Some agency owners have been in the business 25 years and they are tired. They don’t have a perpetuation plan and they’re looking to exit, and we give them that opportunity to cash out. And there are others who have taken their company to a certain plateau and they’re looking to get to the next level. To do that alone may be impossible or require them to take on debt and more risk. These agencies can partner with us and stay on. We have a program that allows them to grow both organically and through acquisitions using our capital as we help them take their company to the next level.

What makes an agency appealing?

Agencies that are fold-ins and in the business for a number of years. They have a solid book of business and a good reputation, so we are able to acquire them and fold their book into our existing infrastructure. We have a hub and spoke model. When we’re entering a new geography, we’re looking to partner with an agency owner, an entrepreneur, who has the infrastructure and wants to stay on and be our hub in that specific market. We’ll look for an agency that has the infrastructure to be on our platform, the infrastructure to grow both organically and through acquisitions.

If there’s a good agency that’s well run with a good management team, we’d love for them to be part of the Confie team, regardless of where they’re located. That’s a real key for us. We’re looking for good people.

What is the private agency culture that Confie is looking to attract?

The privately held agency culture is a very entrepreneurial culture with a commitment to putting clients and colleagues first. This very culture is what has led to these firms experiencing great success, client attraction and continued growth in market share.

How is Confie planning to build its organizational structure?

Confie will operate under a hub and spoke model to enable “platform” acquisitions to grow both organically and externally, through “fold-in” (add-on) acquisitions

What are important factors to be aware of during the acquisitions process?

Disgruntled staff: Disgruntled employees can make a transition difficult and are considered a risk in the eyes of the buyer.

Speed of sales: Evaluate your growth rate. A business that is growing at a faster rate is more valuable than one growing at a slower one.

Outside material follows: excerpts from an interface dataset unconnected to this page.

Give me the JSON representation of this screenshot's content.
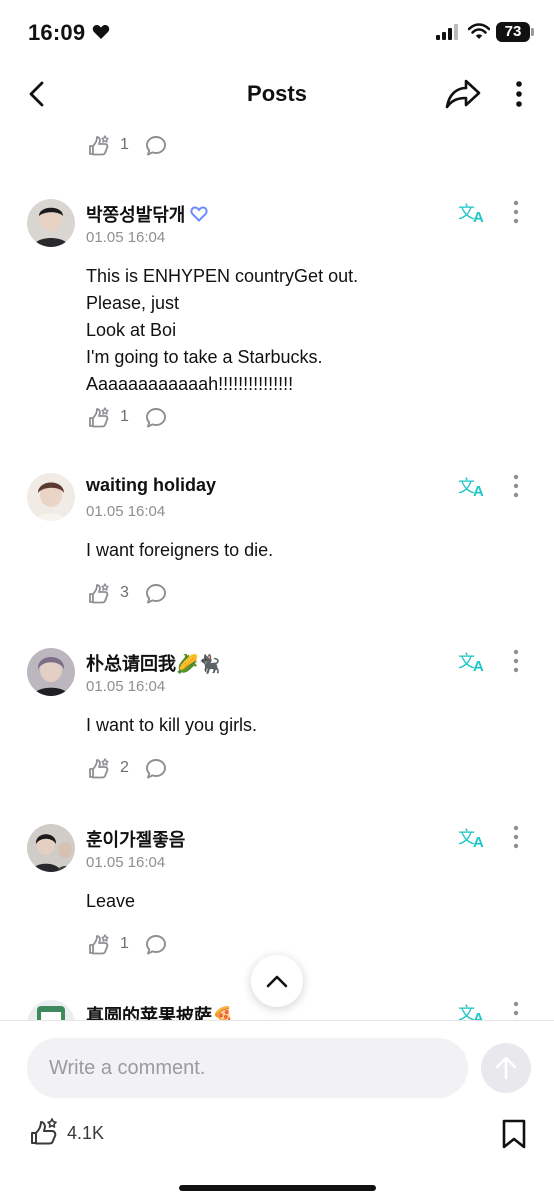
{
  "status_bar": {
    "time": "16:09",
    "battery": "73"
  },
  "header": {
    "title": "Posts"
  },
  "top_post_actions": {
    "reaction_count": "1"
  },
  "comments": [
    {
      "username": "박쫑성발닦개",
      "verified_badge": true,
      "timestamp": "01.05 16:04",
      "lines": [
        "This is ENHYPEN countryGet out.",
        "Please, just",
        "Look at Boi",
        "I'm going to take a Starbucks.",
        "Aaaaaaaaaaaah!!!!!!!!!!!!!!!"
      ],
      "reaction_count": "1",
      "avatar_color": "#3a3a40"
    },
    {
      "username": "waiting holiday",
      "timestamp": "01.05 16:04",
      "lines": [
        "I want foreigners to die."
      ],
      "reaction_count": "3",
      "avatar_color": "#c9a49a"
    },
    {
      "username": "朴总请回我🌽🐈‍⬛",
      "timestamp": "01.05 16:04",
      "lines": [
        "I want to kill you girls."
      ],
      "reaction_count": "2",
      "avatar_color": "#5a5560"
    },
    {
      "username": "훈이가젤좋음",
      "timestamp": "01.05 16:04",
      "lines": [
        "Leave"
      ],
      "reaction_count": "1",
      "avatar_color": "#2e2e33"
    },
    {
      "username": "真圆的苹果披萨🍕",
      "avatar_color": "#3f8a5a"
    }
  ],
  "composer": {
    "placeholder": "Write a comment."
  },
  "footer": {
    "like_total": "4.1K"
  },
  "colors": {
    "accent_translate": "#1fc6c6",
    "muted_text": "#8e8e93",
    "icon_gray": "#6e6e73"
  }
}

Ownership status: Producers’ contracts need to be locked down ahead of time, so make sure all contracts are in proper order. You need to make sure you have contracts in place that have restrictive covenants. Producers may have some kind of deferred income interest in the book, but the ownership of the accounts needs to be made clear.

Organization of records: Keeping good records, both of the finances and the book of business, is key. Cluttered and disorganized records impact value.

Why focus on acquisitions rather than organic growth?

Consolidation has always been a proven strategy with an insurance brokerage. We’ve found, especially regarding personal lines, there are a lot of economies of scale, a lot of advantages the bigger you are. The two things you need to grow today are scale and resources.